Our blogs began back around 2008 and were for family and friends to keep up with where we were and what we were doing as well as a sort of journal for us to go back and revisit our experiences. They were eventually found by the pubic thanks to something called Google
. Our Beach House blog is closing in on one million visits and there is seldom a place we stop along our cruises that someone doesn't knock on the boat or walk over to us on the dock
and say how much they like our blog and follow us. We still do the blog for family and friends, but it's nice to know that others enjoy what we post and find the information useful. So we don't find anything 90's about at least our blog, and we will probably continue for a long, long time. Or at least as long as folks continue to visit. The best thing that I like about it is that it's absolutely free. Chuck
Very well put, Chuck. Our experiences exactly, except that we haven't actually left here in the boat yet. We, too, started a blog back around 07, at the suggestion of forum members on the then THT power boat/fishing forum. It was an immediate hit with our familes and friend in the US, as suddenly a way to keep track of where we were and what we were doing.
And now we're also quickly approaching a million page views, and people walk up to us in the hardware
store, or on the dock, and say similar things to what you're hearing. I've been working on the boat, and have complete strangers walk down the dock, smile, say they really enjoyed the blog, to keep it up, and we chat for a moment and they leave. We've probably met at least 50 people face to face as a result of strangers finding the blog while researching the Turks and Caicos
. And I couldn't even estimate the number of email
exchanges I have had with strangers who wrote us because of it. It would certainly be in the hundreds, and probably thousands by now. I'm expecting that to increase, if anything, when we get this boat away from the dock and really start some cruising. We have no scantily clad women. I'm not some professional photographer or writer, and yeah, the subject matter of people moving to islands has been well covered before. For centuries.
I've kept it G rated. I stay away from politics and religion. I try to make it about our experiences and what we see, and not so much about us. I know of at least one entire class of seventh grade science students who have been reading about the Kite Aerial Photography
. Their teacher met us on Pine Cay, and put them on to it, and it's now a class project
I think that's pretty dang cool. I just taught 30 kids
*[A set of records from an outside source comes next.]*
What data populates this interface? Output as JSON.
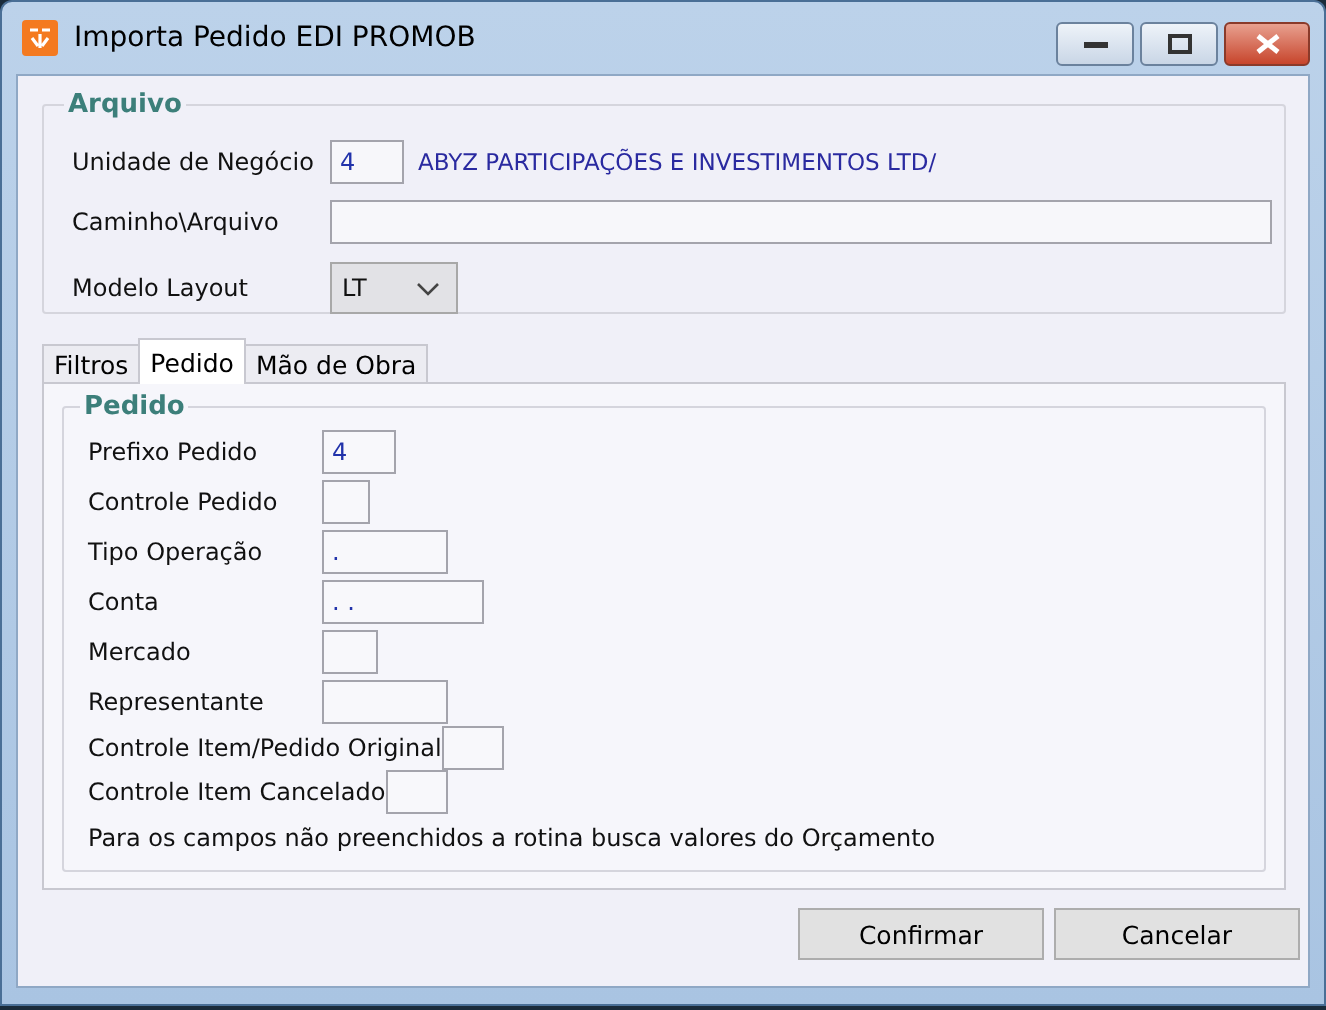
{
  "window": {
    "title": "Importa Pedido EDI PROMOB"
  },
  "arquivo": {
    "title": "Arquivo",
    "fields": [
      {
        "kind": "code",
        "label": "Unidade de Negócio",
        "value": "4",
        "description": "ABYZ PARTICIPAÇÕES E INVESTIMENTOS LTD/"
      },
      {
        "kind": "wide",
        "label": "Caminho\\Arquivo"
      },
      {
        "kind": "select",
        "label": "Modelo Layout",
        "value": "LT"
      }
    ]
  },
  "tabs": [
    {
      "label": "Filtros",
      "selected": false
    },
    {
      "label": "Pedido",
      "selected": true
    },
    {
      "label": "Mão de Obra",
      "selected": false
    }
  ],
  "pedido": {
    "title": "Pedido",
    "fields": [
      {
        "label": "Prefixo Pedido",
        "value": "4"
      },
      {
        "label": "Controle Pedido"
      },
      {
        "label": "Tipo Operação",
        "value": "."
      },
      {
        "label": "Conta",
        "value": ". ."
      },
      {
        "label": "Mercado"
      },
      {
        "label": "Representante"
      },
      {
        "label": "Controle Item/Pedido Original"
      },
      {
        "label": "Controle Item Cancelado"
      }
    ],
    "note": "Para os campos não preenchidos a rotina busca valores do Orçamento"
  },
  "buttons": [
    "Confirmar",
    "Cancelar"
  ]
}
I never met how to take aerial photos with a kite. And as long as people want to read a blog about what we're doing, I'll probably keep writing it. For friends I know, and for those friends I just haven't met yet.